WHERE SHE LEADS, MORE WILL FOLLOW.
Completing her Ph.D. at Oregon State, Pipiet Larasatie is determined to make a way that’s open and inclusive for all.
Larasatie, a first-generation college student from Indonesia, came to Oregon State and the College of Forestry because she wanted to study forest products marketing and innovation. She has done that, but she’s also taking the concept of innovation farther.
In a male-dominated field, with fewer students seeking degrees and careers in forestry, Larasatie is focusing her doctoral dissertation on increasing gender diversity in the forest sector — an important step toward modernizing forestry’s image and attracting young talent.
“Increasing gender diversity is no longer a right thing to do, but becomes a smart thing to do,” she says.
It takes a network to build one
A major challenge Larasatie found in her research is encapsulated in the title of one of her studies: “The ‘Catch-22’ of Representation of Women in the Forest Sector.” To attract more women to work in the forest sector, the industry needs more women working there.
Larasatie identifies women-specific networks and mentorship as two ways to increase gender diversity. She practices both. Her lab team — a graduate student, a visiting scholar from China and two undergraduates — are all women. Larasatie also created #womeninwoodscience, an online space where women in the industry can build virtual community.
“When it comes to diversity, equity and inclusion in forestry, you need a network,” she says.
A role model has multiple roles
Mentoring for Larasatie extends beyond forestry. Working as a consultant for Oregon State’s Graduate Writing Center, she uses her experience publishing academic articles and writing grant and fellowship applications to help graduate students through the writing process, as well as in navigating their academic life. English is her third language, and Larasatie says it helps her have varied strategies when helping other non-native English speakers with their writing.
Larasatie also calls herself a Ph.D. mom, which is both factual and figurative. She gives credit to Oregon State’s Family Resource Center and student family coordinator Kristi King for providing vital support that has allowed her to pursue her Ph.D. while also caring for her 6-year-old daughter. In her lab and elsewhere in the College of Forestry, Larasatie finds students feel comfortable talking to her and asking for advice about academic and nonacademic life.
“I am motivated to be a role model,” she says. “I want to convey the message that women do not need to choose between family and reaching their career dreams. They can do both if they want to.”
Her own dream is to become a university professor. Larasatie remains on track to graduate this year despite the disruptions caused by COVID-19. And while the pandemic has frozen the academic job market for now, she remains undeterred.
“I love to do research. I love to teach. And at the same time, I love to be a mentor,” she says. Through hard work and a network of mentors, Pipiet Larasatie has learned to excel at all three.
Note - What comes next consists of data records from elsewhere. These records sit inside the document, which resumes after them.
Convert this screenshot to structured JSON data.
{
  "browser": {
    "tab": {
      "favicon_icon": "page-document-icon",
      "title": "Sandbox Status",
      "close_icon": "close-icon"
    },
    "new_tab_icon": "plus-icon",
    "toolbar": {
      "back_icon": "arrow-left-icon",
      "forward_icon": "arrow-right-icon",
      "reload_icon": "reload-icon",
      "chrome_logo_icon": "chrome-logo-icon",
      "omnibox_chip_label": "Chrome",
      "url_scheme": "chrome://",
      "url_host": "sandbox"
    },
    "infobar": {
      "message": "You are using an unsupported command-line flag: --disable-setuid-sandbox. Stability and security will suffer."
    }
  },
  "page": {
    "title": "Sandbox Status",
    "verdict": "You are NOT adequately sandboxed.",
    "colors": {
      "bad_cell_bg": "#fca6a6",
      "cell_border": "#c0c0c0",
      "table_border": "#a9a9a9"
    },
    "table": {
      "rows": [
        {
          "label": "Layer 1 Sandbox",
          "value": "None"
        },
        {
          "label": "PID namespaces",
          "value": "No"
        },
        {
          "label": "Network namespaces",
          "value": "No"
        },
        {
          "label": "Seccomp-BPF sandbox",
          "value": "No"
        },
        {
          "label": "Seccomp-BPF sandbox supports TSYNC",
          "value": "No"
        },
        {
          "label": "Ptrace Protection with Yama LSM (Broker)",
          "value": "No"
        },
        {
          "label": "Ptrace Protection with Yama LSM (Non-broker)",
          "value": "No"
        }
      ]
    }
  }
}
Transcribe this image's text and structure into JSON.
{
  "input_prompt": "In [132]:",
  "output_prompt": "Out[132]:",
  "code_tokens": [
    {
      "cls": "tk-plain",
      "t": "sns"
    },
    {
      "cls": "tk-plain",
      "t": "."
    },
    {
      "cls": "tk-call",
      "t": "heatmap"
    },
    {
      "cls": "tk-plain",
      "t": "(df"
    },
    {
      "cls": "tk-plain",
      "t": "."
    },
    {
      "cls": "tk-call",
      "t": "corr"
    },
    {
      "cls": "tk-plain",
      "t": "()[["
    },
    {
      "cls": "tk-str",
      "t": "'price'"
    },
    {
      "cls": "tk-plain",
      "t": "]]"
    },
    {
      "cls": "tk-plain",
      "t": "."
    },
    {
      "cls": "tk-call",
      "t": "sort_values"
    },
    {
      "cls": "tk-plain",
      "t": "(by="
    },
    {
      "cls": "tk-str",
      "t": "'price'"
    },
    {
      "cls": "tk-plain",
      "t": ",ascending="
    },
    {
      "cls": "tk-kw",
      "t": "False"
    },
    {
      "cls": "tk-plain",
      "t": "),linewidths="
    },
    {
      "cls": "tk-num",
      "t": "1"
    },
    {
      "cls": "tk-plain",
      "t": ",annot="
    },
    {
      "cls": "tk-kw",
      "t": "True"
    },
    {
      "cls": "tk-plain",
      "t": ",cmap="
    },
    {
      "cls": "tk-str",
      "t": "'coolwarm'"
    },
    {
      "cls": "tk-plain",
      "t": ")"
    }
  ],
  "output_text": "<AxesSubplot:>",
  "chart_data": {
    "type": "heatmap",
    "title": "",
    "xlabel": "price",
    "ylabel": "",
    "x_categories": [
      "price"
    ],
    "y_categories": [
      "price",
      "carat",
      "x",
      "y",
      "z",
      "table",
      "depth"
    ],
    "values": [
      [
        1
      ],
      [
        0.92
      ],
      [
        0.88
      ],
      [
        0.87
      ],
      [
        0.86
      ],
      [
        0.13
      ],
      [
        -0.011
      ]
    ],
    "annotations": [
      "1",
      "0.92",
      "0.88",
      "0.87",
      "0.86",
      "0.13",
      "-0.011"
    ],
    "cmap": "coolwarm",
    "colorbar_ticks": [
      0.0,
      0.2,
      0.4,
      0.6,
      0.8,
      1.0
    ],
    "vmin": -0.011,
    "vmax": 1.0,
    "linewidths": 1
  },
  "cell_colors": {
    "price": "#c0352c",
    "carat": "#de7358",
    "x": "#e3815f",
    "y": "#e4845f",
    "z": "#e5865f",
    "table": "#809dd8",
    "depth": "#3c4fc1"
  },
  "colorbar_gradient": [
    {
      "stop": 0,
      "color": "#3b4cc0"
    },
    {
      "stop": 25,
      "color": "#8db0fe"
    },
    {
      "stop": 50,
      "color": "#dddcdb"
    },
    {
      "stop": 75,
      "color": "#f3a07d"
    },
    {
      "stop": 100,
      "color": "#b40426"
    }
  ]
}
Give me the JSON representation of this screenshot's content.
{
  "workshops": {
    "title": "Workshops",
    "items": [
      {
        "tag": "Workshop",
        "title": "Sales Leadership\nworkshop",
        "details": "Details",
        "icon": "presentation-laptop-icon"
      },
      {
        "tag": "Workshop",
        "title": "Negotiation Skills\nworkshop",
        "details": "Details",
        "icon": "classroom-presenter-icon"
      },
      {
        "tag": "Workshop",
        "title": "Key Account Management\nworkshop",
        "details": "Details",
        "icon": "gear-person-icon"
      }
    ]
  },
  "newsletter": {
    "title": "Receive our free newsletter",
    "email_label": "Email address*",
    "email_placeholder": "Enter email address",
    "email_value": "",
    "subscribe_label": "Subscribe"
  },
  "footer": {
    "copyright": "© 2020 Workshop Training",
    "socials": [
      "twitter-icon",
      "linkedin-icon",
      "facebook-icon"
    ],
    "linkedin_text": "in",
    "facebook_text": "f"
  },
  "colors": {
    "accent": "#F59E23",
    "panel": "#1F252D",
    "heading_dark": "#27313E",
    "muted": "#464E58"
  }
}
Sharing knowledge, building community.
Pipiet Larasatie believes science should be communicated. In addition to her published research (below), forest sector website and #womeninwoodscience on social media, she has appeared on KBVR-TV’s Spotlight program and the Inspiration Dissemination podcast series on KBVR-FM.
The “Catch-22” of Representation of Women in the Forest Sector: The Perspective of Student Leaders in Top Global Forestry Universities
From Nude Calendars to Tractor Calendars: The Perspectives of Female Executives on Gender Aspects in the North American and Nordic Forest Industries
What Does the Public Believe about Tall Wood Buildings? An Exploratory Study in the U.S. Pacific Northwest
Recent Developments in Global Cross-Laminated Timber (CLT) Market